● What you need to do:
Copy all lines holding the word "date" from the entries.

*** Opening of Exercise data ***

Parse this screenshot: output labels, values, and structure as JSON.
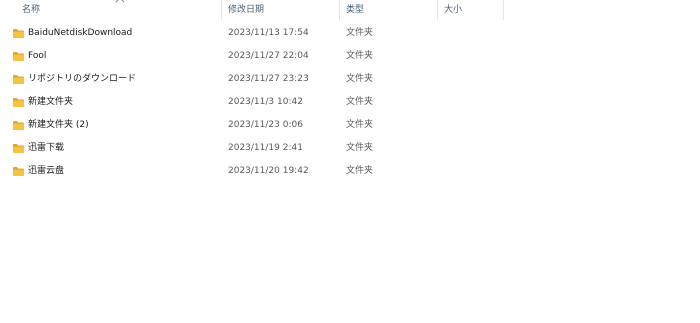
{
  "columns": {
    "name": "名称",
    "date": "修改日期",
    "type": "类型",
    "size": "大小"
  },
  "sort": {
    "column": "name",
    "direction": "ascending",
    "icon": "chevron-up-icon"
  },
  "files": [
    {
      "name": "BaiduNetdiskDownload",
      "date": "2023/11/13 17:54",
      "type": "文件夹",
      "size": "",
      "icon": "folder-icon"
    },
    {
      "name": "Fool",
      "date": "2023/11/27 22:04",
      "type": "文件夹",
      "size": "",
      "icon": "folder-icon"
    },
    {
      "name": "リポジトリのダウンロード",
      "date": "2023/11/27 23:23",
      "type": "文件夹",
      "size": "",
      "icon": "folder-icon"
    },
    {
      "name": "新建文件夹",
      "date": "2023/11/3 10:42",
      "type": "文件夹",
      "size": "",
      "icon": "folder-icon"
    },
    {
      "name": "新建文件夹 (2)",
      "date": "2023/11/23 0:06",
      "type": "文件夹",
      "size": "",
      "icon": "folder-icon"
    },
    {
      "name": "迅雷下载",
      "date": "2023/11/19 2:41",
      "type": "文件夹",
      "size": "",
      "icon": "folder-icon"
    },
    {
      "name": "迅雷云盘",
      "date": "2023/11/20 19:42",
      "type": "文件夹",
      "size": "",
      "icon": "folder-icon"
    }
  ],
  "colors": {
    "folder_body": "#f5c342",
    "folder_tab": "#e0a82e",
    "header_text": "#4c607a"
  }
}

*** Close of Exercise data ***

● Your response:
    "date": "修改日期",
      "date": "2023/11/13 17:54",
      "date": "2023/11/27 22:04",
      "date": "2023/11/27 23:23",
      "date": "2023/11/3 10:42",
      "date": "2023/11/23 0:06",
      "date": "2023/11/19 2:41",
      "date": "2023/11/20 19:42",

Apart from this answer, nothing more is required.